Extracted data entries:
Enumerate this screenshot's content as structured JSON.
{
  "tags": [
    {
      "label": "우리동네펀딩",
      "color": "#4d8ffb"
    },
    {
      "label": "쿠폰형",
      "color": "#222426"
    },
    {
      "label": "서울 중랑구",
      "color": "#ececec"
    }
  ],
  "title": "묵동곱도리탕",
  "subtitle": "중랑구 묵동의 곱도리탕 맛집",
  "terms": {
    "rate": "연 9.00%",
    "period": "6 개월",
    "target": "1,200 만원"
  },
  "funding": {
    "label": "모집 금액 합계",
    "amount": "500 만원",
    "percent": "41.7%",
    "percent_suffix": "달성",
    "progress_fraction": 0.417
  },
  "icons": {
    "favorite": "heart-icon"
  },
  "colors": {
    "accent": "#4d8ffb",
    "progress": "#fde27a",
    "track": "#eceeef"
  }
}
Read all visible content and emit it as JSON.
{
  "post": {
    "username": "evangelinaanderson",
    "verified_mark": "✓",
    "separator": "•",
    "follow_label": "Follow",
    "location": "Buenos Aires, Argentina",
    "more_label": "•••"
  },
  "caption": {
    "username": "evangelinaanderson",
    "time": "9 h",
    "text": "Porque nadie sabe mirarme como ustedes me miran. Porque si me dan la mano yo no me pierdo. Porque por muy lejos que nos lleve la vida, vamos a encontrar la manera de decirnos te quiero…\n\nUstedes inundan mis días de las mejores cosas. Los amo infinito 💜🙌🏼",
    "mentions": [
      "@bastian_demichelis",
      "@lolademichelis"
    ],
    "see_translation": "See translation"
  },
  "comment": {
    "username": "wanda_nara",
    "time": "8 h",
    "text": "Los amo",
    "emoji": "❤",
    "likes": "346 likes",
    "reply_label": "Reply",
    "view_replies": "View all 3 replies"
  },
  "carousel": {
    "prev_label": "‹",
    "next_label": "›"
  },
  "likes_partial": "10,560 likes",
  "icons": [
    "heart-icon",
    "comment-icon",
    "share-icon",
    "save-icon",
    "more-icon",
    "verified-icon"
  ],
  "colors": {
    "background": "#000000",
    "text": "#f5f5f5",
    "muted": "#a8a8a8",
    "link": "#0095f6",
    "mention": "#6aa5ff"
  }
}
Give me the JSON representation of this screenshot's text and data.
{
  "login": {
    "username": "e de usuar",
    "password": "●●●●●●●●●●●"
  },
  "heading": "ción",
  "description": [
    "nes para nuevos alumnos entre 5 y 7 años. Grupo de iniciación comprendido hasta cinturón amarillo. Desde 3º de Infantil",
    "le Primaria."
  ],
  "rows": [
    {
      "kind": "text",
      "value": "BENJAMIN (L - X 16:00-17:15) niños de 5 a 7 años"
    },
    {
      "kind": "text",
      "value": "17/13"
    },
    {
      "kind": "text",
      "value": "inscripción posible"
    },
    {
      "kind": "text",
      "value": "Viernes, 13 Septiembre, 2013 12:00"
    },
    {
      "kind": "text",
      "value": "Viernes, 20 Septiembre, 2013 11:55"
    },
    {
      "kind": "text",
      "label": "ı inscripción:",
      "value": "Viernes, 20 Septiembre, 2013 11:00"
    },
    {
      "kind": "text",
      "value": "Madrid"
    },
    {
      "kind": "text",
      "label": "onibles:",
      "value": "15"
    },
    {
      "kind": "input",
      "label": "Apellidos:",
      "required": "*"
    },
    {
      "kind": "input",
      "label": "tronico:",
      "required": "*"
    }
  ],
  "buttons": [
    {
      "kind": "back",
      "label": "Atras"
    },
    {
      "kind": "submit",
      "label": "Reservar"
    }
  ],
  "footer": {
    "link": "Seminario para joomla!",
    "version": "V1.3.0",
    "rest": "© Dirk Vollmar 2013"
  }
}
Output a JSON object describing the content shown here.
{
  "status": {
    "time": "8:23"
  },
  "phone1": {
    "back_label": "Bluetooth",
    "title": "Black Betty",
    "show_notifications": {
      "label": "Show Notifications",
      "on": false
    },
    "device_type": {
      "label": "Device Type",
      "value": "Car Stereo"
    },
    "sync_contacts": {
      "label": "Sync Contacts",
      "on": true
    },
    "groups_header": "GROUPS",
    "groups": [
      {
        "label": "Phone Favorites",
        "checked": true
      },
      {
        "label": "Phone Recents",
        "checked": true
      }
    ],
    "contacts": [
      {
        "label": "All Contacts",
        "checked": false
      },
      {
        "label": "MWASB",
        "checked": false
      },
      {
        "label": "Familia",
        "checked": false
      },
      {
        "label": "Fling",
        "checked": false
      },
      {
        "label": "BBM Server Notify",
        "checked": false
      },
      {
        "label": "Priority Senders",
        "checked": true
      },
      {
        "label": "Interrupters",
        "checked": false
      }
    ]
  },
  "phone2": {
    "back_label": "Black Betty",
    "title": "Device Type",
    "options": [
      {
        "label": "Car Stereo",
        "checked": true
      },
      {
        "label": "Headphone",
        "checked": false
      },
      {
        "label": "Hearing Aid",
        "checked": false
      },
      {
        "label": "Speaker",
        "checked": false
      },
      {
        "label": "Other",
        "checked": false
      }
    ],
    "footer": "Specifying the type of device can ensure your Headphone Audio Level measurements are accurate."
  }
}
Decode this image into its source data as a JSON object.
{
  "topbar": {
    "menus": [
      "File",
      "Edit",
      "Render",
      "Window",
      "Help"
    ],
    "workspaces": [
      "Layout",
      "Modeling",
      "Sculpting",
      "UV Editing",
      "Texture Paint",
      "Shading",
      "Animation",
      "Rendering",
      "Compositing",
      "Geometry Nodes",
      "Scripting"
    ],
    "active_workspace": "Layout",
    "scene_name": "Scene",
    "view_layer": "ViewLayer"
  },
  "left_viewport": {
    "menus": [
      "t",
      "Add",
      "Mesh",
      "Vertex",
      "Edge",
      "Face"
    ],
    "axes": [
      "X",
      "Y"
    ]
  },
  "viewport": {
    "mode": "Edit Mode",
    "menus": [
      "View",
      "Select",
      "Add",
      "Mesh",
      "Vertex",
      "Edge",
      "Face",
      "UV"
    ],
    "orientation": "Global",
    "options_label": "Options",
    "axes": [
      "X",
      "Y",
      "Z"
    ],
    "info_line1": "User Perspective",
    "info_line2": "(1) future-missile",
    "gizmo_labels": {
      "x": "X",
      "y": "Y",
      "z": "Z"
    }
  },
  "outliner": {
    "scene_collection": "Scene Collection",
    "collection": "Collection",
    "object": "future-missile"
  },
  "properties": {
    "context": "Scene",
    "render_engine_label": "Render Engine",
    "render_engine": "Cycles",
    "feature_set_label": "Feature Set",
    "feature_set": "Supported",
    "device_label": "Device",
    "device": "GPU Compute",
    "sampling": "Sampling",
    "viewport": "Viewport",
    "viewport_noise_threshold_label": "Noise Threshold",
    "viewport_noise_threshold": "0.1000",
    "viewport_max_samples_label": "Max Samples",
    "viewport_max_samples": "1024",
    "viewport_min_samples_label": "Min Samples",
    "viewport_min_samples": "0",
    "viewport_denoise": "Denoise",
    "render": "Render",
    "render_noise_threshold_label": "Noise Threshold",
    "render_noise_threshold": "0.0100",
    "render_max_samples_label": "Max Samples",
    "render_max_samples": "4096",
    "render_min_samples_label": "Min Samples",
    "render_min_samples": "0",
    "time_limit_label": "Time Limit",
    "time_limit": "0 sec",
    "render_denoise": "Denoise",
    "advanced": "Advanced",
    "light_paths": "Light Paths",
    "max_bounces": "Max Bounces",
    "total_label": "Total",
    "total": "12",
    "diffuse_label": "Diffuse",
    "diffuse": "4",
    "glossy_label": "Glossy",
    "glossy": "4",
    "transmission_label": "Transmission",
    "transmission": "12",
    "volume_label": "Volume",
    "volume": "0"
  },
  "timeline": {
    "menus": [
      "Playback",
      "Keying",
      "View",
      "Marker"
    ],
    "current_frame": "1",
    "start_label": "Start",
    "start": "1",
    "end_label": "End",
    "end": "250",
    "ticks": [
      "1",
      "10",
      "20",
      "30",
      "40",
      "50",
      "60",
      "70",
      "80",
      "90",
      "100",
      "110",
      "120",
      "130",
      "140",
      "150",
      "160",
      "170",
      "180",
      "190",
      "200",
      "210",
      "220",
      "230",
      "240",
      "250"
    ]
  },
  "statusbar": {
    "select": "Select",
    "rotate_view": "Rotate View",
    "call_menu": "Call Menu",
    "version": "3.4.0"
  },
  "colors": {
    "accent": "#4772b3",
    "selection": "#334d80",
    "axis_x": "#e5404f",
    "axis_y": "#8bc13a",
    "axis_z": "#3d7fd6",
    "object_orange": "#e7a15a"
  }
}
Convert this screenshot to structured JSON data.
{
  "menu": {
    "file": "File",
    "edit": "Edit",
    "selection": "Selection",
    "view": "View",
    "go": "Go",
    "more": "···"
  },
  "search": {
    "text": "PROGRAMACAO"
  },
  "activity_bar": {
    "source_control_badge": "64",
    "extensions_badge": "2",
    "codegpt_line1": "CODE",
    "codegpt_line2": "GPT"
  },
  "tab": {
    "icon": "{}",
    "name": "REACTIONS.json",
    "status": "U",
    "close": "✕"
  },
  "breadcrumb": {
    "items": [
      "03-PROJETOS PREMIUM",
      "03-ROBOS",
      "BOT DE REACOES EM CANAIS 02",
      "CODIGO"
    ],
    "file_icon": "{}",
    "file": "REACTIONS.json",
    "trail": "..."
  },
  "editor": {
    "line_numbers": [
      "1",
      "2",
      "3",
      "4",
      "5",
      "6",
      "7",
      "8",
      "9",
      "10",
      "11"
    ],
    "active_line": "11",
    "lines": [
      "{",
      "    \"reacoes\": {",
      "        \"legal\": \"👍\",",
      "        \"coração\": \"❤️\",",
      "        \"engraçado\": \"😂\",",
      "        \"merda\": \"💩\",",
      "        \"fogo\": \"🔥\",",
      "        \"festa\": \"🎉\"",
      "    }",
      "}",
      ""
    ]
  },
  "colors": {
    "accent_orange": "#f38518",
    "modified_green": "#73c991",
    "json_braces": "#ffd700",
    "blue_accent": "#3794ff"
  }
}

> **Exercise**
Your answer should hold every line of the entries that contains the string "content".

> **Response**
Enumerate this screenshot's content as structured JSON.
Read all visible content and emit it as JSON.
Output a JSON object describing the content shown here.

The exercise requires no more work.